→ Exercise objective
Copy out the listing below exactly, please, and skip any pictures.
Start of Provided entries
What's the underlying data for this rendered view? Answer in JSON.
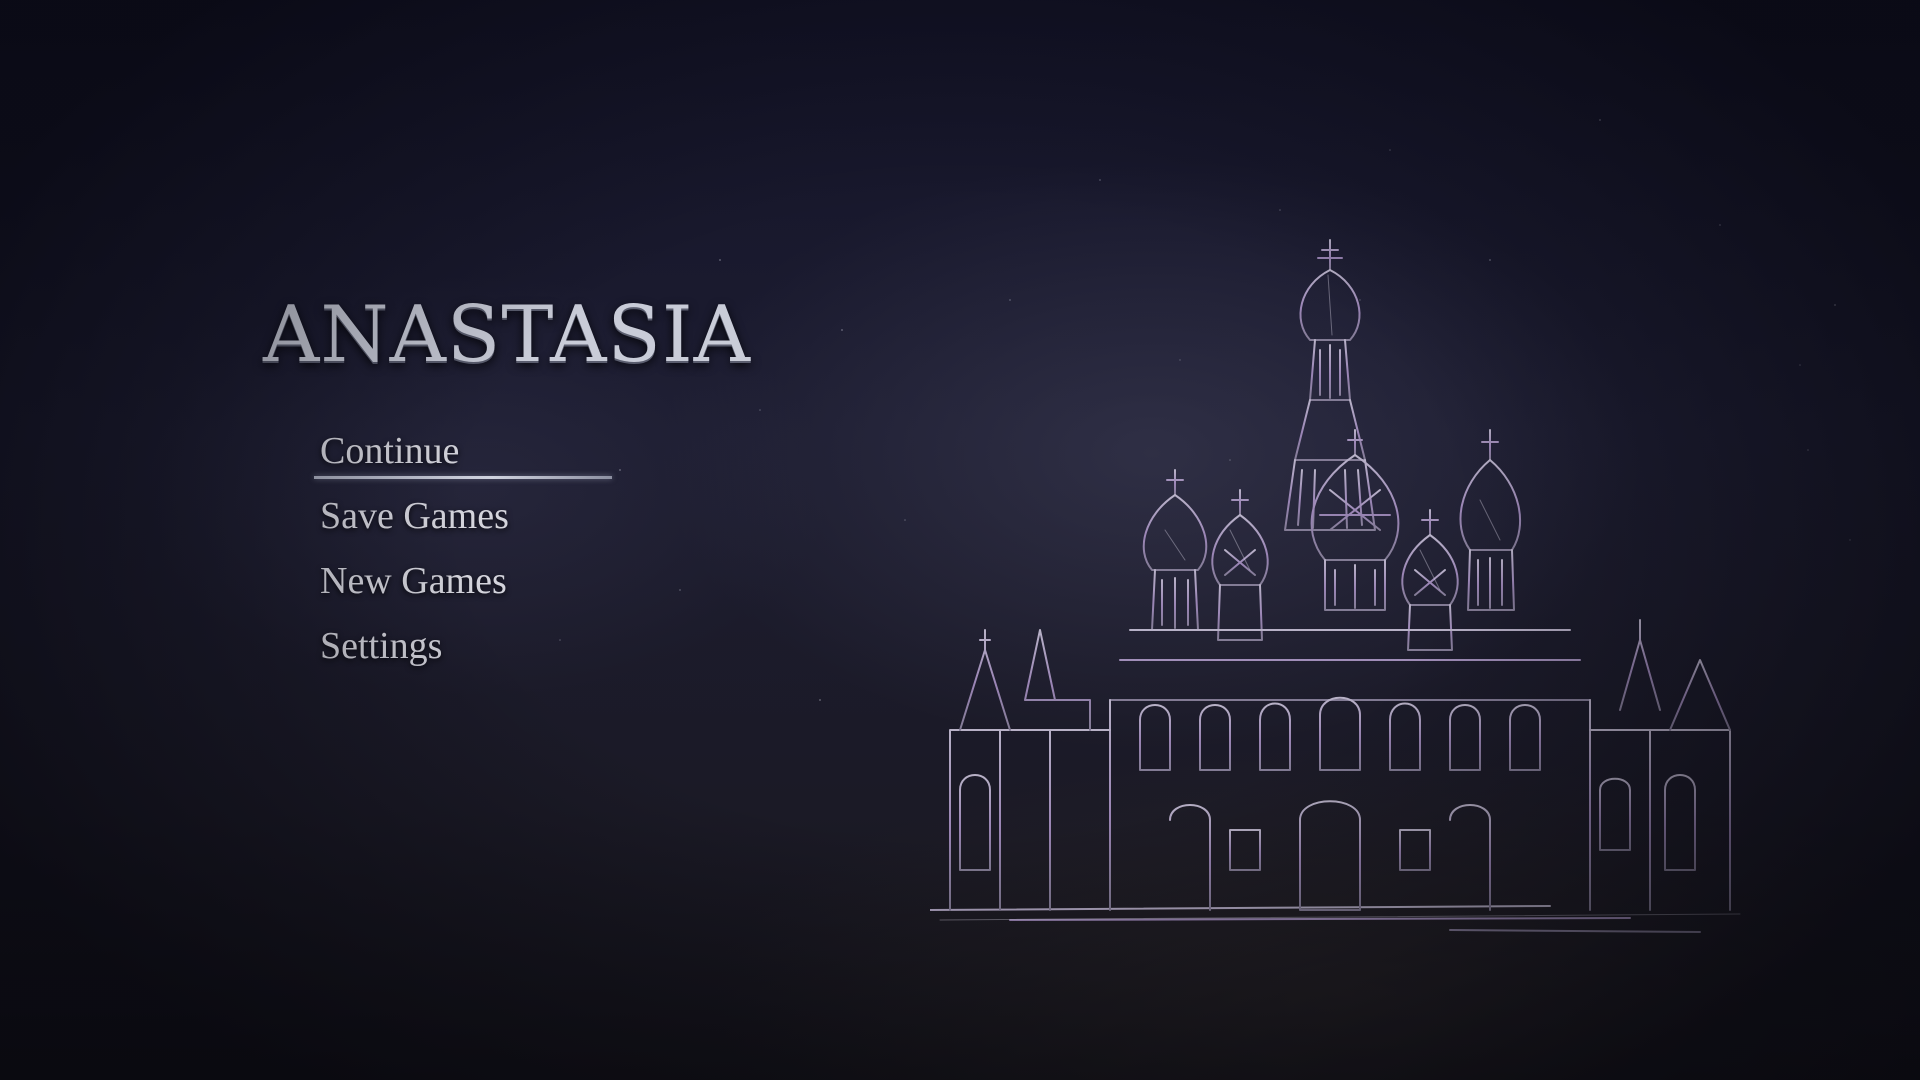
{
  "title": "ANASTASIA",
  "menu": {
    "items": [
      {
        "label": "Continue",
        "selected": true
      },
      {
        "label": "Save Games",
        "selected": false
      },
      {
        "label": "New Games",
        "selected": false
      },
      {
        "label": "Settings",
        "selected": false
      }
    ]
  },
  "artwork": {
    "subject": "cathedral-sketch",
    "line_color": "#a08ab8",
    "line_color_light": "#c9c2d8"
  },
  "colors": {
    "background": "#1a1a2c",
    "text": "#d4d4dc",
    "highlight": "#c6c9d8"
  }
}
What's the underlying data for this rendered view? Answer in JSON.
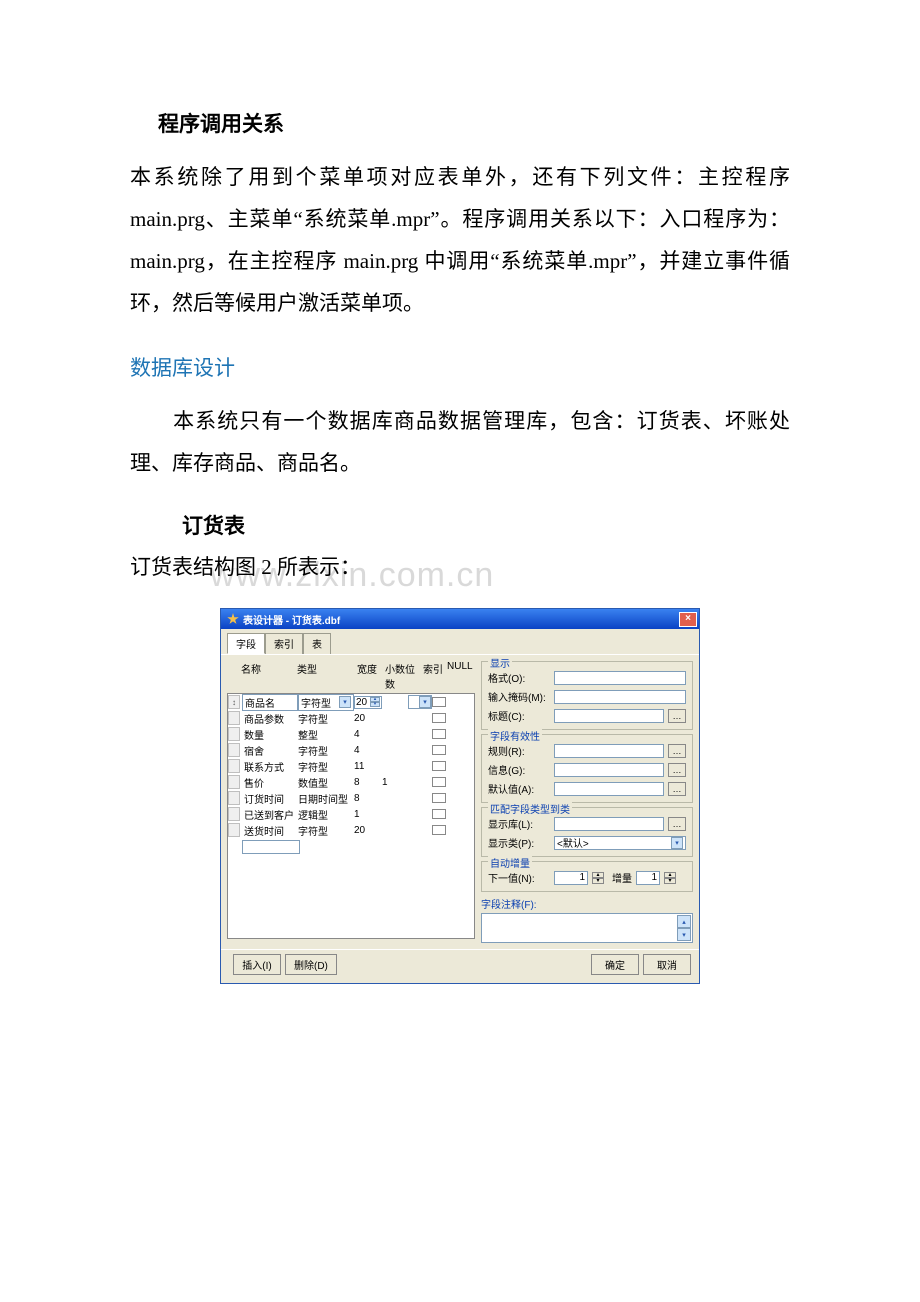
{
  "doc": {
    "heading1": "程序调用关系",
    "para1": "本系统除了用到个菜单项对应表单外，还有下列文件：主控程序 main.prg、主菜单“系统菜单.mpr”。程序调用关系以下：入口程序为：main.prg，在主控程序 main.prg 中调用“系统菜单.mpr”，并建立事件循环，然后等候用户激活菜单项。",
    "heading2": "数据库设计",
    "para2": "本系统只有一个数据库商品数据管理库，包含：订货表、坏账处理、库存商品、商品名。",
    "heading3": "订货表",
    "para3": "订货表结构图 2 所表示：",
    "watermark": "www.zixin.com.cn"
  },
  "designer": {
    "title": "表设计器 - 订货表.dbf",
    "tabs": [
      "字段",
      "索引",
      "表"
    ],
    "columns": {
      "name": "名称",
      "type": "类型",
      "width": "宽度",
      "decimals": "小数位数",
      "index": "索引",
      "null": "NULL"
    },
    "rows": [
      {
        "name": "商品名",
        "type": "字符型",
        "width": "20",
        "dec": "",
        "selected": true
      },
      {
        "name": "商品参数",
        "type": "字符型",
        "width": "20",
        "dec": ""
      },
      {
        "name": "数量",
        "type": "整型",
        "width": "4",
        "dec": ""
      },
      {
        "name": "宿舍",
        "type": "字符型",
        "width": "4",
        "dec": ""
      },
      {
        "name": "联系方式",
        "type": "字符型",
        "width": "11",
        "dec": ""
      },
      {
        "name": "售价",
        "type": "数值型",
        "width": "8",
        "dec": "1"
      },
      {
        "name": "订货时间",
        "type": "日期时间型",
        "width": "8",
        "dec": ""
      },
      {
        "name": "已送到客户",
        "type": "逻辑型",
        "width": "1",
        "dec": ""
      },
      {
        "name": "送货时间",
        "type": "字符型",
        "width": "20",
        "dec": ""
      }
    ],
    "groups": {
      "display": {
        "title": "显示",
        "format": "格式(O):",
        "mask": "输入掩码(M):",
        "caption": "标题(C):"
      },
      "validation": {
        "title": "字段有效性",
        "rule": "规则(R):",
        "info": "信息(G):",
        "default": "默认值(A):"
      },
      "mapping": {
        "title": "匹配字段类型到类",
        "display_lib": "显示库(L):",
        "display_class": "显示类(P):",
        "display_class_value": "<默认>"
      },
      "autoinc": {
        "title": "自动增量",
        "next": "下一值(N):",
        "next_value": "1",
        "step": "增量",
        "step_value": "1"
      },
      "comment": {
        "title": "字段注释(F):"
      }
    },
    "buttons": {
      "insert": "插入(I)",
      "delete": "删除(D)",
      "ok": "确定",
      "cancel": "取消"
    }
  }
}
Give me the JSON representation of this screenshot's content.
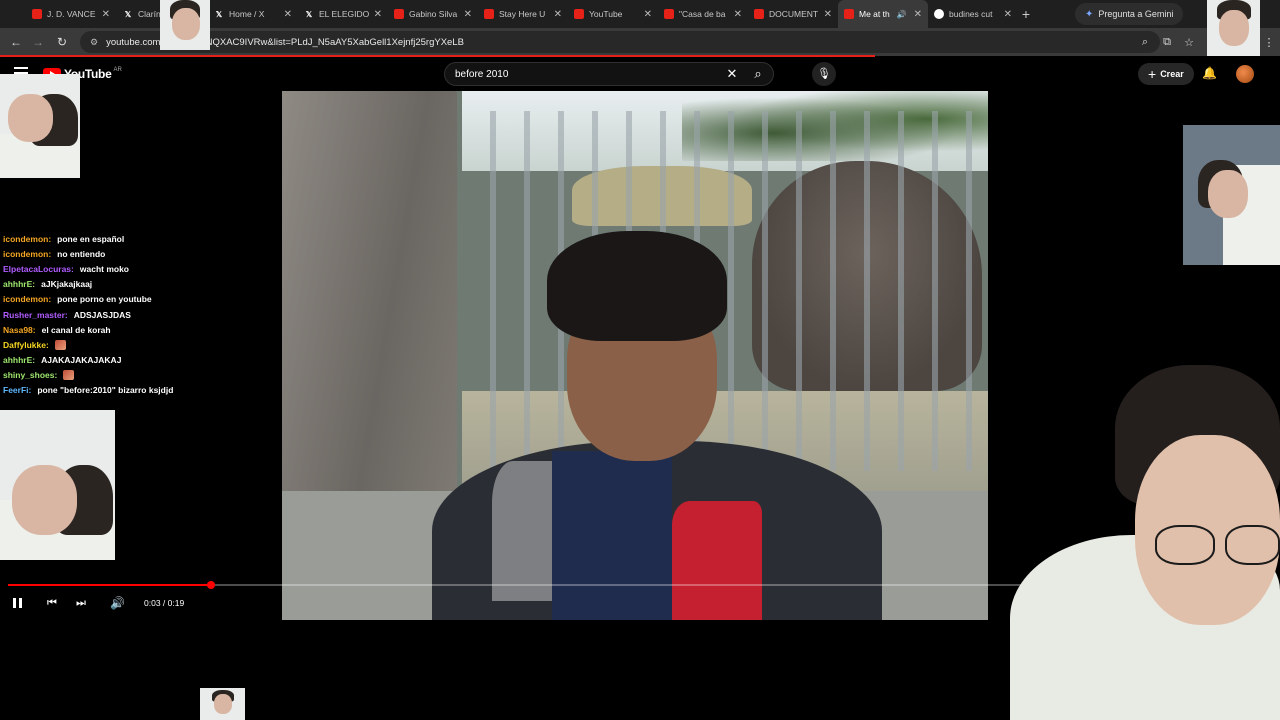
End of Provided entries
→ Expected answer
What's the underlying data for this rendered view? Answer in JSON.
{
  "title": "ANASTASIA",
  "menu": {
    "items": [
      {
        "label": "Continue",
        "selected": true
      },
      {
        "label": "Save Games",
        "selected": false
      },
      {
        "label": "New Games",
        "selected": false
      },
      {
        "label": "Settings",
        "selected": false
      }
    ]
  },
  "artwork": {
    "subject": "cathedral-sketch",
    "line_color": "#a08ab8",
    "line_color_light": "#c9c2d8"
  },
  "colors": {
    "background": "#1a1a2c",
    "text": "#d4d4dc",
    "highlight": "#c6c9d8"
  }
}
What's the underlying data for this rendered view? Answer in JSON.
{
  "doc": {
    "heading1": "程序调用关系",
    "para1": "本系统除了用到个菜单项对应表单外，还有下列文件：主控程序 main.prg、主菜单“系统菜单.mpr”。程序调用关系以下：入口程序为：main.prg，在主控程序 main.prg 中调用“系统菜单.mpr”，并建立事件循环，然后等候用户激活菜单项。",
    "heading2": "数据库设计",
    "para2": "本系统只有一个数据库商品数据管理库，包含：订货表、坏账处理、库存商品、商品名。",
    "heading3": "订货表",
    "para3": "订货表结构图 2 所表示：",
    "watermark": "www.zixin.com.cn"
  },
  "designer": {
    "title": "表设计器 - 订货表.dbf",
    "tabs": [
      "字段",
      "索引",
      "表"
    ],
    "columns": {
      "name": "名称",
      "type": "类型",
      "width": "宽度",
      "decimals": "小数位数",
      "index": "索引",
      "null": "NULL"
    },
    "rows": [
      {
        "name": "商品名",
        "type": "字符型",
        "width": "20",
        "dec": "",
        "selected": true
      },
      {
        "name": "商品参数",
        "type": "字符型",
        "width": "20",
        "dec": ""
      },
      {
        "name": "数量",
        "type": "整型",
        "width": "4",
        "dec": ""
      },
      {
        "name": "宿舍",
        "type": "字符型",
        "width": "4",
        "dec": ""
      },
      {
        "name": "联系方式",
        "type": "字符型",
        "width": "11",
        "dec": ""
      },
      {
        "name": "售价",
        "type": "数值型",
        "width": "8",
        "dec": "1"
      },
      {
        "name": "订货时间",
        "type": "日期时间型",
        "width": "8",
        "dec": ""
      },
      {
        "name": "已送到客户",
        "type": "逻辑型",
        "width": "1",
        "dec": ""
      },
      {
        "name": "送货时间",
        "type": "字符型",
        "width": "20",
        "dec": ""
      }
    ],
    "groups": {
      "display": {
        "title": "显示",
        "format": "格式(O):",
        "mask": "输入掩码(M):",
        "caption": "标题(C):"
      },
      "validation": {
        "title": "字段有效性",
        "rule": "规则(R):",
        "info": "信息(G):",
        "default": "默认值(A):"
      },
      "mapping": {
        "title": "匹配字段类型到类",
        "display_lib": "显示库(L):",
        "display_class": "显示类(P):",
        "display_class_value": "<默认>"
      },
      "autoinc": {
        "title": "自动增量",
        "next": "下一值(N):",
        "next_value": "1",
        "step": "增量",
        "step_value": "1"
      },
      "comment": {
        "title": "字段注释(F):"
      }
    },
    "buttons": {
      "insert": "插入(I)",
      "delete": "删除(D)",
      "ok": "确定",
      "cancel": "取消"
    }
  }
}
Give me the JSON representation of this screenshot's content.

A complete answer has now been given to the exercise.